Employment: The presence of a criminal record can more than halve the chances that a job applicant will receive a call back for a job interview.

Housing: Finding housing (public or private) is extremely difficult with a criminal record. This results in increased homelessness and split families – where the person with a record (a parent, child, or other family member) is forced to find shelter elsewhere.

Education: Despite no established link between criminal records and campus safety, records make admission into higher education – and financial assistance to support it – very difficult.

Working in licensed places and positions: State law prohibits people with certain records from working in fields or facilities with vulnerable people. Here, hundreds of crimes disqualify job applicants from seven years to life for records ranging from conviction to mere arrest.

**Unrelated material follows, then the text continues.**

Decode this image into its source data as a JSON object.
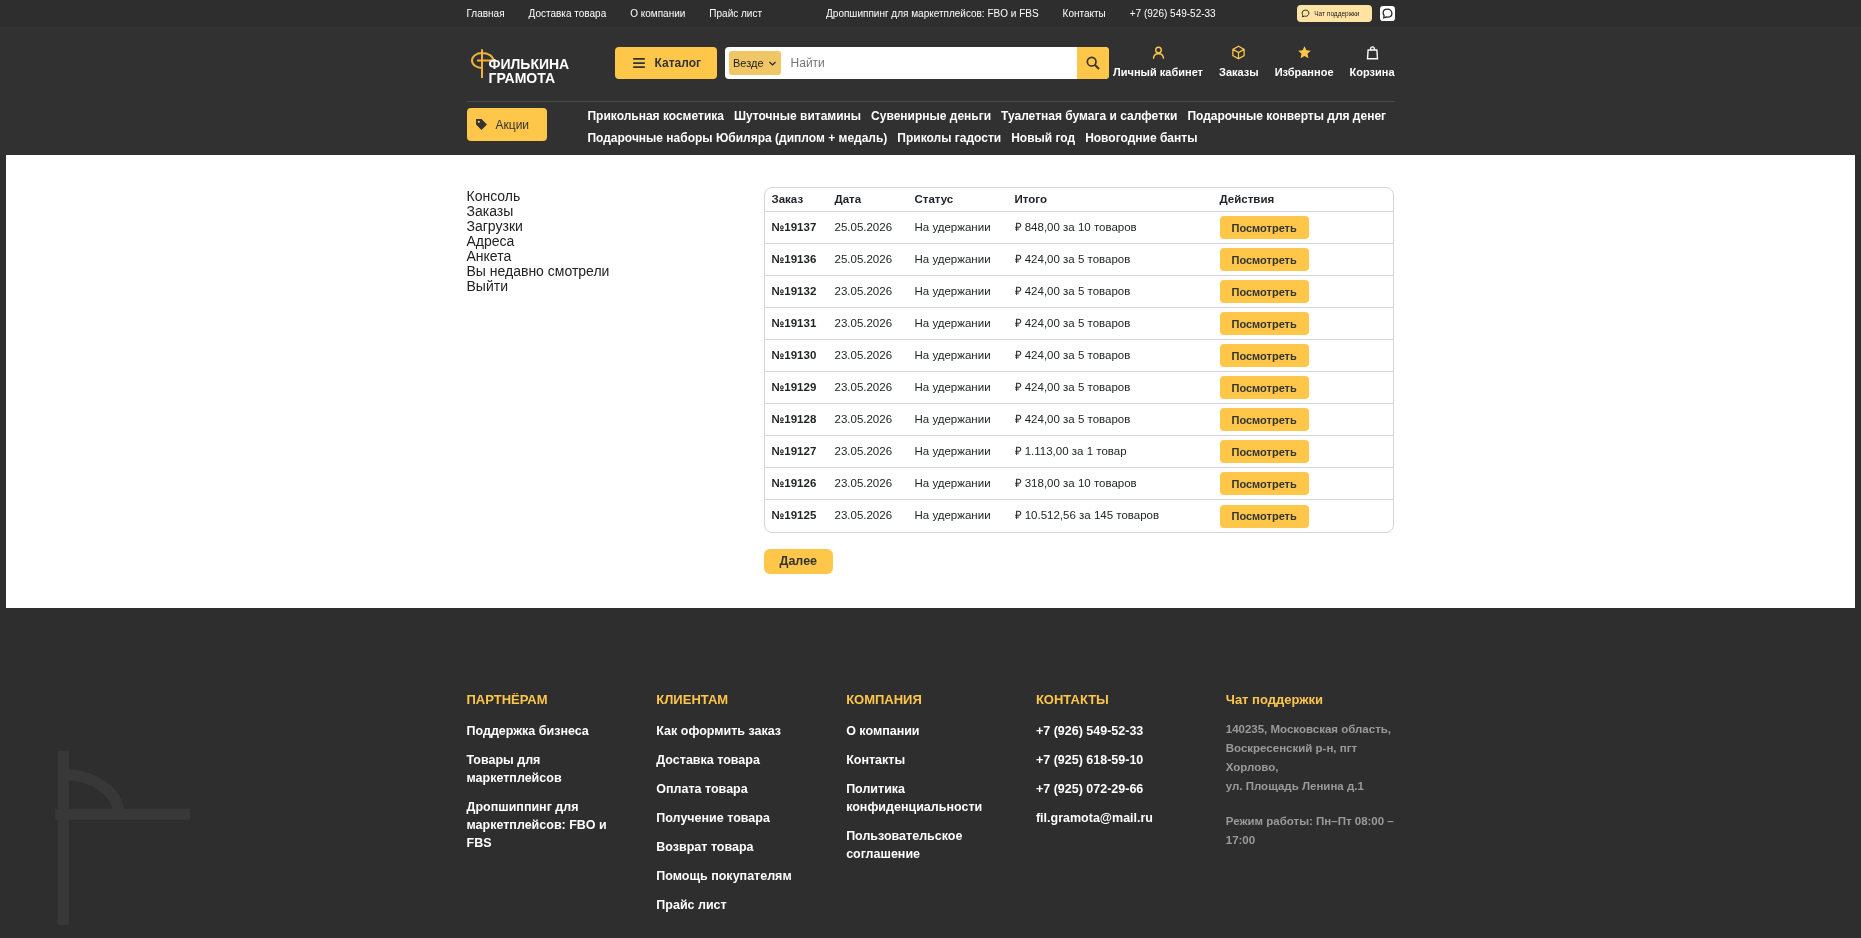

Immigration: Criminal records can have a profound and permanent effect on one’s immigration status, results ranging from the inability to naturalize (and petition family members to live in the US) to deportation.

Voting: 70,000 Minnesotans can’t vote due to a felony conviction. This disproportionately impacts African Americans (10% disenfranchised) and Native Americans (6.5%). Meanwhile, research has shown that civic engagement can reduce recidivism.

Travel: Criminal records can prevent people from traveling outside of the United States, from crossing the Canadian border to obtaining a travel visa.

Government assistance: Criminal records, drug convictions in particular, can cause blockades to receiving government assistance for individuals and their families.

Student: Possession of Controlled Substances, Underage Consumption, False Identification, Theft, and Trespass

 luxury story

I’m trying to think of things I’ve done. Yeah, I smoked weed – but that’s boring. Yeah, I stole stuff – but that was when I was younger. I’ve drunk underage, and I’ve used someone else’s ID. I’ve downloaded music illegally, probably a couple thousand songs – but I didn’t see anything wrong with that.

Just after high school I hopped the school’s fence and snuck onto soccer field late at night with the boy I liked. We, you know, did things. That must have been trespassing.

It all just seems so normal. You don’t think of it as a crime because everyone’s doing it. Is there anything else? I mean, obviously there is – it’s just remembering it…